__INSTRUCTIONS FOR THE TASK__
The entries shown below should be output exactly as they appear.

Items listed in a dataset
================

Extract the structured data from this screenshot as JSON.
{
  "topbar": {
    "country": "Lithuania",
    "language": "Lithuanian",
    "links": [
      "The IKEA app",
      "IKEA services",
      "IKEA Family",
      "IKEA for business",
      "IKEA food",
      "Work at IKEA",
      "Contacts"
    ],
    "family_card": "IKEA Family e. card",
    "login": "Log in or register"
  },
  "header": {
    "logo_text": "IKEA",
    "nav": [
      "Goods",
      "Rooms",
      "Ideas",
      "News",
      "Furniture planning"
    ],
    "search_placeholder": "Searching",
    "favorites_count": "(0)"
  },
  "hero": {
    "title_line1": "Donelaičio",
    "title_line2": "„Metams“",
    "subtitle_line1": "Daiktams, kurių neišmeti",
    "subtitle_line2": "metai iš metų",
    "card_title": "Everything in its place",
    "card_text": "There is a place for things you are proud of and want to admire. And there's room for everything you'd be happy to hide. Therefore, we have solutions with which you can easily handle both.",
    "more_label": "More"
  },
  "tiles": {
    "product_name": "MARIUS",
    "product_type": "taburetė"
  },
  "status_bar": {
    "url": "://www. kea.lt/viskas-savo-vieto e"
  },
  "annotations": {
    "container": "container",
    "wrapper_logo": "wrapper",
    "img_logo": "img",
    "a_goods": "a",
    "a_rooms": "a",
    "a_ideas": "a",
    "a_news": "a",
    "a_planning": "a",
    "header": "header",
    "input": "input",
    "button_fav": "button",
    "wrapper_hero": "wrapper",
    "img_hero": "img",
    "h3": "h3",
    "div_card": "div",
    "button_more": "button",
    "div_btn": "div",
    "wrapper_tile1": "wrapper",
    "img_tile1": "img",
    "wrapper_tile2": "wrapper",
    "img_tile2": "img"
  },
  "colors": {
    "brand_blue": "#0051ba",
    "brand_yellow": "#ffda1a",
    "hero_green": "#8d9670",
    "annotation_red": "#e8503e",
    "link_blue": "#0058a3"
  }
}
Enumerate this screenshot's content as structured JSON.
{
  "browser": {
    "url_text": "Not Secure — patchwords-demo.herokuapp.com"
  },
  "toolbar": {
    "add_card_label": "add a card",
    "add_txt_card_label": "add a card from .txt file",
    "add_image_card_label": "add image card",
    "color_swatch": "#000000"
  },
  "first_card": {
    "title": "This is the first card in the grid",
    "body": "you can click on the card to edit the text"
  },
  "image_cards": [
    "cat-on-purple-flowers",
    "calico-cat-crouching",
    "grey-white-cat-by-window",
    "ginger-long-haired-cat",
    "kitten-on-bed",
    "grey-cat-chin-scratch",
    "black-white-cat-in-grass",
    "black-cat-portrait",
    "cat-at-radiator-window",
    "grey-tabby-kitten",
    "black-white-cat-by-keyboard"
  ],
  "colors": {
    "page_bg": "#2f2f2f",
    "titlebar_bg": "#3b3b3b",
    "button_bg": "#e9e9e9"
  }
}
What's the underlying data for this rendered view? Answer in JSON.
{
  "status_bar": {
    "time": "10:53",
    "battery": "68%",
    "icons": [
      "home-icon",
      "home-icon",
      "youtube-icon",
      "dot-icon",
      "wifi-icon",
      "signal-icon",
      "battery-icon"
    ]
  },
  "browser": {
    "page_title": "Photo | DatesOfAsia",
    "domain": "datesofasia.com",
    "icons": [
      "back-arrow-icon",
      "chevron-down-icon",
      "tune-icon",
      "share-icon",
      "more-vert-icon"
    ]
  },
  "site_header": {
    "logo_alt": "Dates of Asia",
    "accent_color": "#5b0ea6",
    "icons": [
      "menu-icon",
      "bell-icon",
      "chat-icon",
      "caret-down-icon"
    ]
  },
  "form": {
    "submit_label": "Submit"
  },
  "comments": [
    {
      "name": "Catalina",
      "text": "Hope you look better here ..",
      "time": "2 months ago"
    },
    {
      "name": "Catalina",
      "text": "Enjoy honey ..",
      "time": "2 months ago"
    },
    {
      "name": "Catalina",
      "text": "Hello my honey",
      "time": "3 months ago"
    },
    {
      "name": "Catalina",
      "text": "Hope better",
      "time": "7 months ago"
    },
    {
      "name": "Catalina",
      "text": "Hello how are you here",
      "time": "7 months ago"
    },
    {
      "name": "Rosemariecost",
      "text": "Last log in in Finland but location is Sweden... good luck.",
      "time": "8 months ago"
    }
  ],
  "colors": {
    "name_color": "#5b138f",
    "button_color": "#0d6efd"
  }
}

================

__FINISHED TASK__
Extract the structured data from this screenshot as JSON.
{
  "topbar": {
    "country": "Lithuania",
    "language": "Lithuanian",
    "links": [
      "The IKEA app",
      "IKEA services",
      "IKEA Family",
      "IKEA for business",
      "IKEA food",
      "Work at IKEA",
      "Contacts"
    ],
    "family_card": "IKEA Family e. card",
    "login": "Log in or register"
  },
  "header": {
    "logo_text": "IKEA",
    "nav": [
      "Goods",
      "Rooms",
      "Ideas",
      "News",
      "Furniture planning"
    ],
    "search_placeholder": "Searching",
    "favorites_count": "(0)"
  },
  "hero": {
    "title_line1": "Donelaičio",
    "title_line2": "„Metams“",
    "subtitle_line1": "Daiktams, kurių neišmeti",
    "subtitle_line2": "metai iš metų",
    "card_title": "Everything in its place",
    "card_text": "There is a place for things you are proud of and want to admire. And there's room for everything you'd be happy to hide. Therefore, we have solutions with which you can easily handle both.",
    "more_label": "More"
  },
  "tiles": {
    "product_name": "MARIUS",
    "product_type": "taburetė"
  },
  "status_bar": {
    "url": "://www. kea.lt/viskas-savo-vieto e"
  },
  "annotations": {
    "container": "container",
    "wrapper_logo": "wrapper",
    "img_logo": "img",
    "a_goods": "a",
    "a_rooms": "a",
    "a_ideas": "a",
    "a_news": "a",
    "a_planning": "a",
    "header": "header",
    "input": "input",
    "button_fav": "button",
    "wrapper_hero": "wrapper",
    "img_hero": "img",
    "h3": "h3",
    "div_card": "div",
    "button_more": "button",
    "div_btn": "div",
    "wrapper_tile1": "wrapper",
    "img_tile1": "img",
    "wrapper_tile2": "wrapper",
    "img_tile2": "img"
  },
  "colors": {
    "brand_blue": "#0051ba",
    "brand_yellow": "#ffda1a",
    "hero_green": "#8d9670",
    "annotation_red": "#e8503e",
    "link_blue": "#0058a3"
  }
}
Enumerate this screenshot's content as structured JSON.
{
  "browser": {
    "url_text": "Not Secure — patchwords-demo.herokuapp.com"
  },
  "toolbar": {
    "add_card_label": "add a card",
    "add_txt_card_label": "add a card from .txt file",
    "add_image_card_label": "add image card",
    "color_swatch": "#000000"
  },
  "first_card": {
    "title": "This is the first card in the grid",
    "body": "you can click on the card to edit the text"
  },
  "image_cards": [
    "cat-on-purple-flowers",
    "calico-cat-crouching",
    "grey-white-cat-by-window",
    "ginger-long-haired-cat",
    "kitten-on-bed",
    "grey-cat-chin-scratch",
    "black-white-cat-in-grass",
    "black-cat-portrait",
    "cat-at-radiator-window",
    "grey-tabby-kitten",
    "black-white-cat-by-keyboard"
  ],
  "colors": {
    "page_bg": "#2f2f2f",
    "titlebar_bg": "#3b3b3b",
    "button_bg": "#e9e9e9"
  }
}
What's the underlying data for this rendered view? Answer in JSON.
{
  "status_bar": {
    "time": "10:53",
    "battery": "68%",
    "icons": [
      "home-icon",
      "home-icon",
      "youtube-icon",
      "dot-icon",
      "wifi-icon",
      "signal-icon",
      "battery-icon"
    ]
  },
  "browser": {
    "page_title": "Photo | DatesOfAsia",
    "domain": "datesofasia.com",
    "icons": [
      "back-arrow-icon",
      "chevron-down-icon",
      "tune-icon",
      "share-icon",
      "more-vert-icon"
    ]
  },
  "site_header": {
    "logo_alt": "Dates of Asia",
    "accent_color": "#5b0ea6",
    "icons": [
      "menu-icon",
      "bell-icon",
      "chat-icon",
      "caret-down-icon"
    ]
  },
  "form": {
    "submit_label": "Submit"
  },
  "comments": [
    {
      "name": "Catalina",
      "text": "Hope you look better here ..",
      "time": "2 months ago"
    },
    {
      "name": "Catalina",
      "text": "Enjoy honey ..",
      "time": "2 months ago"
    },
    {
      "name": "Catalina",
      "text": "Hello my honey",
      "time": "3 months ago"
    },
    {
      "name": "Catalina",
      "text": "Hope better",
      "time": "7 months ago"
    },
    {
      "name": "Catalina",
      "text": "Hello how are you here",
      "time": "7 months ago"
    },
    {
      "name": "Rosemariecost",
      "text": "Last log in in Finland but location is Sweden... good luck.",
      "time": "8 months ago"
    }
  ],
  "colors": {
    "name_color": "#5b138f",
    "button_color": "#0d6efd"
  }
}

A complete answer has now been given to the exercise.